Data excerpts
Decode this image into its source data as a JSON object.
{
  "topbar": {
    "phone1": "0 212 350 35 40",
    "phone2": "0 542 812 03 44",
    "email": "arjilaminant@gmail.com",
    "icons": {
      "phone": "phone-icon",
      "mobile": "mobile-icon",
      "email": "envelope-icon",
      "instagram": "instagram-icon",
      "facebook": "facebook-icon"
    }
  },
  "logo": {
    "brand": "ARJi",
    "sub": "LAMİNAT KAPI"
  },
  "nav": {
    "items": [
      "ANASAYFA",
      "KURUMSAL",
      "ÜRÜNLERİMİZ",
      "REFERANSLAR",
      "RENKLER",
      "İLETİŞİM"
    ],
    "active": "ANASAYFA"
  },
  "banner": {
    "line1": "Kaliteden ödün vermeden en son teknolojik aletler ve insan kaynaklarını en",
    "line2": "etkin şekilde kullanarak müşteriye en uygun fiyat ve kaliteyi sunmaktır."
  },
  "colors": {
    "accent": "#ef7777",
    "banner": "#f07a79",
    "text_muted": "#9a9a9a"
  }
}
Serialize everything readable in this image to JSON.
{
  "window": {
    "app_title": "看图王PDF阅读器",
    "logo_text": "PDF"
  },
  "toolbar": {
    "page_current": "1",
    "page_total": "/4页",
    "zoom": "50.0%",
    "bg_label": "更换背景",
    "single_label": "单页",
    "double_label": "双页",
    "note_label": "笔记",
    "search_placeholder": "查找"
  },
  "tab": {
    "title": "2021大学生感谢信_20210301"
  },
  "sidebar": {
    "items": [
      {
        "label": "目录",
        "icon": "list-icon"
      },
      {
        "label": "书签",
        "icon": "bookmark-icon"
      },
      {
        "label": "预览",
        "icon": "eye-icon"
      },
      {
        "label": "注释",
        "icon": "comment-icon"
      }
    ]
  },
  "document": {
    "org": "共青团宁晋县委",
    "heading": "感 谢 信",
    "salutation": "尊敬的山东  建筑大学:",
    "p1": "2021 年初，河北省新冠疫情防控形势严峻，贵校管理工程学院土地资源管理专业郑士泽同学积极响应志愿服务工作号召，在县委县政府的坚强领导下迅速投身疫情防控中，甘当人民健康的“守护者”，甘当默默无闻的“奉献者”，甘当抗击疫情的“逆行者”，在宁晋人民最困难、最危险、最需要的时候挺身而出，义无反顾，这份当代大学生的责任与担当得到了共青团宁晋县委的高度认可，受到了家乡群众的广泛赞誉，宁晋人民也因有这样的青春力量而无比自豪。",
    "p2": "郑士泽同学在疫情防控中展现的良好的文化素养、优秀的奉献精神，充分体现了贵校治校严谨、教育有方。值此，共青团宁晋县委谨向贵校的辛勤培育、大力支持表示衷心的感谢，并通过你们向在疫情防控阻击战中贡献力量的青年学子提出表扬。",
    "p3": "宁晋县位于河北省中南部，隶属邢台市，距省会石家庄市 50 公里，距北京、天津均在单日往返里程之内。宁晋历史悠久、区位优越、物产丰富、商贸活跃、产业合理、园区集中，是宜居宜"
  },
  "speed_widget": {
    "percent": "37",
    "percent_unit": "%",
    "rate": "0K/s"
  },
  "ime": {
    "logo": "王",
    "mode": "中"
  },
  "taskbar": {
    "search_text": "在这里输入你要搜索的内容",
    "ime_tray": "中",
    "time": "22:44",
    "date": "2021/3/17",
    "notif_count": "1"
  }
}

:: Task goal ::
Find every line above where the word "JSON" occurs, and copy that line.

:: The answer ::
Decode this image into its source data as a JSON object.
Serialize everything readable in this image to JSON.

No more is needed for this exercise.